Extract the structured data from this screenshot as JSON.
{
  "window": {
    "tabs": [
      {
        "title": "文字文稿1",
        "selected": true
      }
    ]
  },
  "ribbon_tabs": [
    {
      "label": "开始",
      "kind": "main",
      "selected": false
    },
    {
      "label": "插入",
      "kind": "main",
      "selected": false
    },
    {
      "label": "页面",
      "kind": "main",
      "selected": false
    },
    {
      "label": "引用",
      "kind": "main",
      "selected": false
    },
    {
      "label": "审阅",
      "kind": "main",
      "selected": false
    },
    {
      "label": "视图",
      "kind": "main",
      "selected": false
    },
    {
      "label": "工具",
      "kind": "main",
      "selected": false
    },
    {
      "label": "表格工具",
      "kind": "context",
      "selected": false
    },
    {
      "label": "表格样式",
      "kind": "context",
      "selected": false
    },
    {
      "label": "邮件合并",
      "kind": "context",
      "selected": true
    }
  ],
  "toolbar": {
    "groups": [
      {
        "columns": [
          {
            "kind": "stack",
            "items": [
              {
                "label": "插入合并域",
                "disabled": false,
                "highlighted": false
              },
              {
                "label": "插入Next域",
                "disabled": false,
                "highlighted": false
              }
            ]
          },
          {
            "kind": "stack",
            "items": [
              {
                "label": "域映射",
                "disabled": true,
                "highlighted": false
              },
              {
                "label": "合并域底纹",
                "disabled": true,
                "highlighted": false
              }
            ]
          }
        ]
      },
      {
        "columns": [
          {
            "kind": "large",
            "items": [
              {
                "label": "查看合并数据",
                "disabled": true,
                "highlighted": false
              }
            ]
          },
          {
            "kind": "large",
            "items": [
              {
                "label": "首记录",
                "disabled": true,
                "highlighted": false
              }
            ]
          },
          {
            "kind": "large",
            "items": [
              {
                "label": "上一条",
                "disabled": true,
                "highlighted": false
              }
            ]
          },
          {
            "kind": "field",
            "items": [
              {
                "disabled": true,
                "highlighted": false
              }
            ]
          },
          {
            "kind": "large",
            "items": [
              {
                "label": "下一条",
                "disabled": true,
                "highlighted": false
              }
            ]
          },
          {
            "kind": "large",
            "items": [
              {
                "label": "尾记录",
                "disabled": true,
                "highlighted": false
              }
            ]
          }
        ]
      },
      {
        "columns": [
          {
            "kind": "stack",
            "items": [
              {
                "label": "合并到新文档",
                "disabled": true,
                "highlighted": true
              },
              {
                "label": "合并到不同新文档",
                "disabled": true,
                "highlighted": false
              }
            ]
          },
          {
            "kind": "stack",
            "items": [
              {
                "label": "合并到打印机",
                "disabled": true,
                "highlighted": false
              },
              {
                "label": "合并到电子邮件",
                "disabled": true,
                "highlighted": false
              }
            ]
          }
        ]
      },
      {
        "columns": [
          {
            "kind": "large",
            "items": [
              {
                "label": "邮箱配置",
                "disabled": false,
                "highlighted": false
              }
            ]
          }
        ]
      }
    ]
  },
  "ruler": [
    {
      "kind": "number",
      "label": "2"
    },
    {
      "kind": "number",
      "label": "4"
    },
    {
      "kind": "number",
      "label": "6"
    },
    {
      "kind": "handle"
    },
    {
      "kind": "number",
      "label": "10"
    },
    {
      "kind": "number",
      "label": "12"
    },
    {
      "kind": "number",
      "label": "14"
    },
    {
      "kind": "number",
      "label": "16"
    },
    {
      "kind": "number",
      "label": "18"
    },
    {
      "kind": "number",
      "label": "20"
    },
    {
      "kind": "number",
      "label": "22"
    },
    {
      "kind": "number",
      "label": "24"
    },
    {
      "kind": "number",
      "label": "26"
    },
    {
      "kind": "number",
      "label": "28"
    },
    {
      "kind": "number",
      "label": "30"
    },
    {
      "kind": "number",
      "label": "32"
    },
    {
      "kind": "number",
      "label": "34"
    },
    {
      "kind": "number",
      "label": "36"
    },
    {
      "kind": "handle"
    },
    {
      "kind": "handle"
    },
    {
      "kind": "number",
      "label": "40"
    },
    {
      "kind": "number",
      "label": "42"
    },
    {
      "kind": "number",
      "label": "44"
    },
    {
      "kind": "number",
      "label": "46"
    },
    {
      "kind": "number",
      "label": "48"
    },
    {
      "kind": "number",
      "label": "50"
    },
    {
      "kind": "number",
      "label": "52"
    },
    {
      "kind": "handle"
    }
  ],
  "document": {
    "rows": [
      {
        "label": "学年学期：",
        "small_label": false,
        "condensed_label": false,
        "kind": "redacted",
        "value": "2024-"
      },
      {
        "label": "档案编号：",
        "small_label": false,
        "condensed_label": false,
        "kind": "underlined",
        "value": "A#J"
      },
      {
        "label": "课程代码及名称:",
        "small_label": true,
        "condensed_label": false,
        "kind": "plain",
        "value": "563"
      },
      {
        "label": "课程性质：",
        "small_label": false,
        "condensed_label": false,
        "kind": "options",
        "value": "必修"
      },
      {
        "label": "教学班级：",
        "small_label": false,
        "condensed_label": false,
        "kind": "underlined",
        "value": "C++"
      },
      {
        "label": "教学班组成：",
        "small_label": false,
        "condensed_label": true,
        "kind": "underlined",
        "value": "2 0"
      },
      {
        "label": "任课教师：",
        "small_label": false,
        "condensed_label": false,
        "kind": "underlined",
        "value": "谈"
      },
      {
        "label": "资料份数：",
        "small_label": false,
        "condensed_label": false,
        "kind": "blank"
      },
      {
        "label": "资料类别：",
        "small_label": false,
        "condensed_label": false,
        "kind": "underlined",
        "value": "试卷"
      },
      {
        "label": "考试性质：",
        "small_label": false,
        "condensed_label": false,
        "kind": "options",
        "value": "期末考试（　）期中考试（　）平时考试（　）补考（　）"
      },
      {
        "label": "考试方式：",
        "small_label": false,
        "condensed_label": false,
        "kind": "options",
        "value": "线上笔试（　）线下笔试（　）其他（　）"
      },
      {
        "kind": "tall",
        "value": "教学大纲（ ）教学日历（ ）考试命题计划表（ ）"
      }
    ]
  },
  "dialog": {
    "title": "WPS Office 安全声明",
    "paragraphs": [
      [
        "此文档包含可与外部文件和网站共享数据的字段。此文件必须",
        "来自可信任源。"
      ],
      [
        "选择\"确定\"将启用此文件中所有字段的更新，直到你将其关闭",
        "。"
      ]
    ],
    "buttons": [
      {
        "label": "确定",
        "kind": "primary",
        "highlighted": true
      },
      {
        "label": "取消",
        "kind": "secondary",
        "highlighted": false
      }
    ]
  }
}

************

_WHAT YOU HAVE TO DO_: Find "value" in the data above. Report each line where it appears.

_WRITTEN SOLUTION_:
        "value": "2024-"
        "value": "A#J"
        "value": "563"
        "value": "必修"
        "value": "C++"
        "value": "2 0"
        "value": "谈"
        "value": "试卷"
        "value": "期末考试（　）期中考试（　）平时考试（　）补考（　）"
        "value": "线上笔试（　）线下笔试（　）其他（　）"
        "value": "教学大纲（ ）教学日历（ ）考试命题计划表（ ）"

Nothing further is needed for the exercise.